OWAC 2014 Tuolumne County Spring Conference: Yosemite Trip
By John P. DeGrazio
You rush to the elevator as the doors are quickly closing. You reach in, and they swing open just in time. At that instant, you realize that the CEO of the company you have been trying to connect with for several months is in this elevator. You have been patiently waiting for this opportunity to share your wonderful ideas and how your product can help her company. Now is the moment to sell yourself in the next thirty seconds.
I joined the Outdoor Writers Association of California as a supporting member after a group of writers and media members from the outdoor industry visited for their fall conference in 2008 hosted by the Tuolumne County Visitors Bureau. I met several writers on that trip and YExplore even hosted an excursion to Hetch Hetchy where the group basked in the glory of Wapama Falls. I set up my table at the conference marketplace on the first day of the event not knowing what to expect. I saw this as a great way to introduce myself to some of the most talented people who share a passion for the outdoors and hoped they may be able to help promote what we try to accomplish with our Yosemite tours. Since we don’t market any tangible products, I found it difficult to engage with my audience. After all, sales was never my strongest suit.
After spending a couple of conferences as an OWAC supporting member, I realized that the hard sell wasn’t really the best approach after all. Instead, I began to just engage with members on a more personal level. At each conference I have attended, I have been able to enjoy activities in regions like Fairfield and Mammoth Lakes while helping promote those areas to our broader audience through social media and other outlets. Once I made this realization, I have discovered the true meaning behind the ethos of these conferences and have benefited greatly. I have developed lasting relationships with members from many facets of the outdoor industry regardless of differing views on recreation and conservation. In an ever changing outdoor landscape, organizations like OWAC are important vehicles to find compromise on many critical issues between diverse parties who engage in healthy discussions rather than shouting matches.
This past week, we were honored, once again, to be able to host an activity for OWAC in Yosemite National Park. It truly was an honor to spend the day with some friends, old and new, as we teamed up with the Mother Lode Adventures and Charter Services on a photography trip to our county’s crown jewel. After a very early breakfast, we all piled into the van and embarked on a one and a half hour journey from the Best Western PLUS Sonora Oaks Hotel to the floor of Yosemite Valley. We made a brief stop in Groveland to visit our good friends at Dori’s Tea Cottage to receive our delicious catered lunch.
As we drove through the scar of the Rim Fire, we were reminded why we had to postpone the conference from the previous fall. Our party was able to fully appreciate the impacts of the event as we slowly passed through the burn area. This prompted a discussion about fire ecology and the recovery efforts. Although the topic yielded opinions from each side of the political spectrum, every person was able to share intelligent comments in a very civilized way in the cozy confines of a full van.

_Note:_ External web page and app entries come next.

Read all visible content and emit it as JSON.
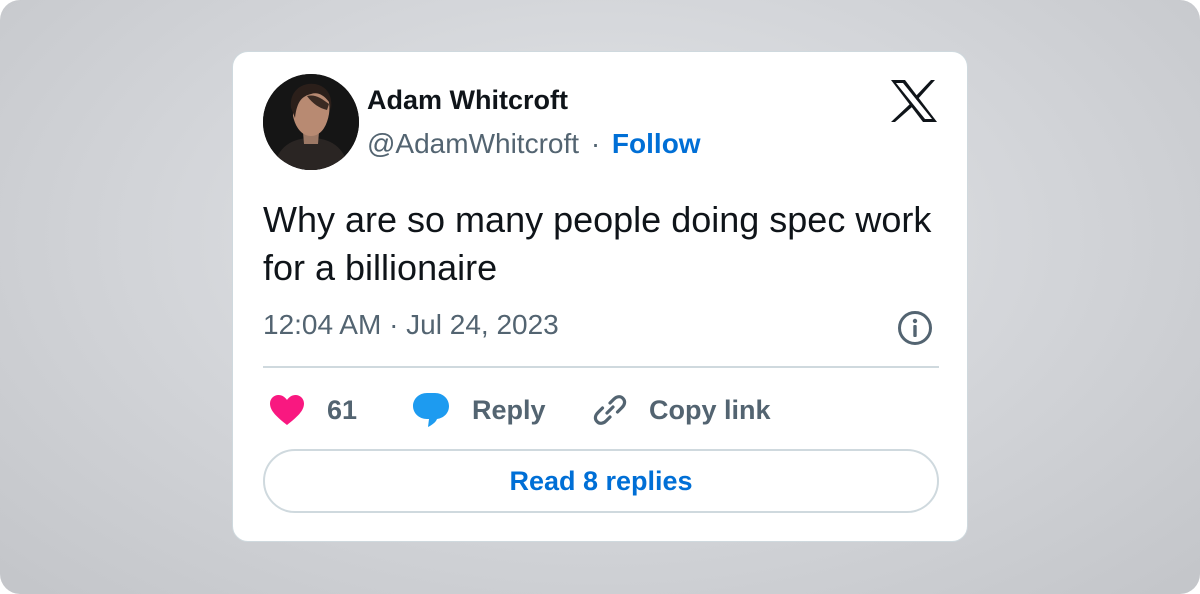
{
  "tweet": {
    "author": {
      "name": "Adam Whitcroft",
      "handle": "@AdamWhitcroft",
      "separator": "·",
      "follow_label": "Follow",
      "avatar_icon": "profile-photo"
    },
    "platform_icon": "x-logo-icon",
    "text": "Why are so many people doing spec work for a billionaire",
    "timestamp": "12:04 AM · Jul 24, 2023",
    "info_icon": "info-icon",
    "actions": {
      "like_count": "61",
      "reply_label": "Reply",
      "copy_link_label": "Copy link"
    },
    "read_replies_label": "Read 8 replies"
  },
  "colors": {
    "link_blue": "#006fd6",
    "heart_pink": "#f91880",
    "reply_blue": "#1d9bf0",
    "secondary_text": "#536471",
    "primary_text": "#0f1419",
    "border": "#cfd9de"
  }
}
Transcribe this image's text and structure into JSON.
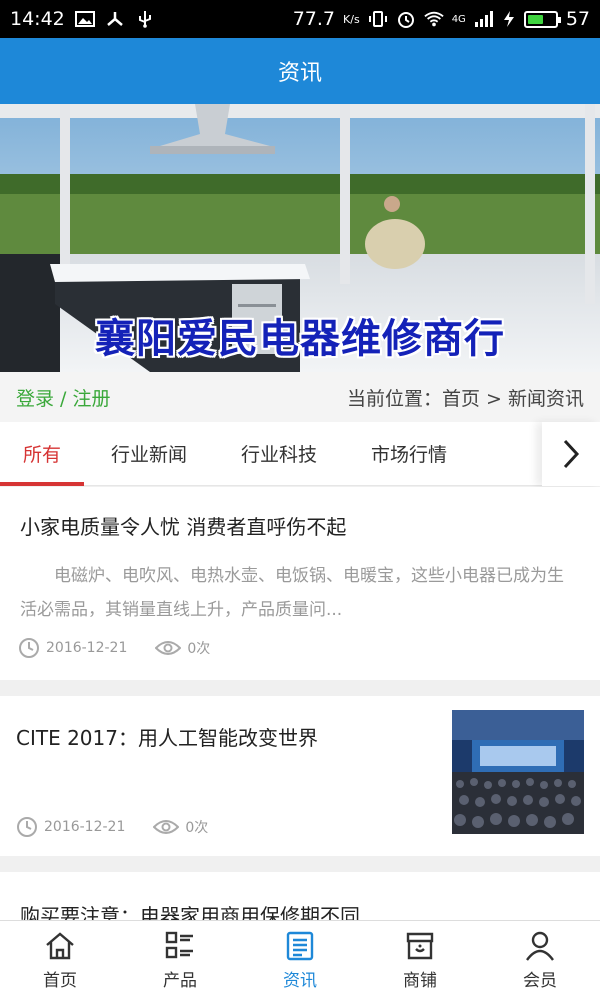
{
  "status": {
    "time": "14:42",
    "speed": "77.7",
    "speed_unit": "K/s",
    "network": "4G",
    "battery": "57",
    "battery_level": 0.57
  },
  "header": {
    "title": "资讯"
  },
  "banner": {
    "headline": "襄阳爱民电器维修商行"
  },
  "location": {
    "login": "登录 / 注册",
    "breadcrumb": "当前位置：首页 > 新闻资讯"
  },
  "tabs": [
    {
      "label": "所有",
      "active": true
    },
    {
      "label": "行业新闻",
      "active": false
    },
    {
      "label": "行业科技",
      "active": false
    },
    {
      "label": "市场行情",
      "active": false
    }
  ],
  "articles": [
    {
      "title": "小家电质量令人忧 消费者直呼伤不起",
      "summary": "电磁炉、电吹风、电热水壶、电饭锅、电暖宝，这些小电器已成为生活必需品，其销量直线上升，产品质量问...",
      "date": "2016-12-21",
      "views": "0次"
    },
    {
      "title": "CITE 2017：用人工智能改变世界",
      "date": "2016-12-21",
      "views": "0次"
    },
    {
      "title": "购买要注意：电器家用商用保修期不同"
    }
  ],
  "tabbar": [
    {
      "label": "首页",
      "icon": "home-icon",
      "active": false
    },
    {
      "label": "产品",
      "icon": "list-icon",
      "active": false
    },
    {
      "label": "资讯",
      "icon": "news-icon",
      "active": true
    },
    {
      "label": "商铺",
      "icon": "store-icon",
      "active": false
    },
    {
      "label": "会员",
      "icon": "user-icon",
      "active": false
    }
  ],
  "colors": {
    "accent": "#1e88d8",
    "tab_active": "#d63434",
    "login": "#3aa83a",
    "banner_text": "#1422b8"
  }
}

After one more stop, we arrived in Yosemite Valley where we spent the rest of the day enjoying the spectacular scenery in all its glory. We felt the mist of Bridalveil and Yosemite Falls and were enthralled by the majesty of Half Dome and El Capitan. Yosemite is celebrating its 150th anniversary as a protected park this year, and the group was happy to partake in the festivities by photographing from many locations made famous by Carleton Watkins, Ansel Adams, and many others. We were all amazed by the “grandeur of the scene” just as Lafayette Bunnell described on his first encounter.
Much of the day was spent in awe of this valley once called Ahwahnee by its native people, and none were eager to leave. Our lead photographer, Al Golub shared a couple of tucked away places to enhance the photographic experience as our group proudly produced two of the winning images for the day in the photo contest.
On the return trip and in the days following, I have been able to reflect on how wonderful an experience this was for me as well as the group. I was able to share my passion for Yosemite in an intimate setting with people who had a similar love for this place. National Parks do not need elevator pitches. They are enjoyed by everyone and will be protected for all time. Visitors are able to come each year and make their own connections where they instantly become stewards for the land by sharing their photos and stories. Even ‘selfies’ help.
I am looking forward to the next OWAC conference in Crescent City so I can help become an advocate for the area where the redwoods meet the sea. I just intend to keep participating in these remarkable events to help open eyes everywhere to California and all its beauty to be shared as a destination for everyone to enjoy regardless of their definition of outdoors and personal choices.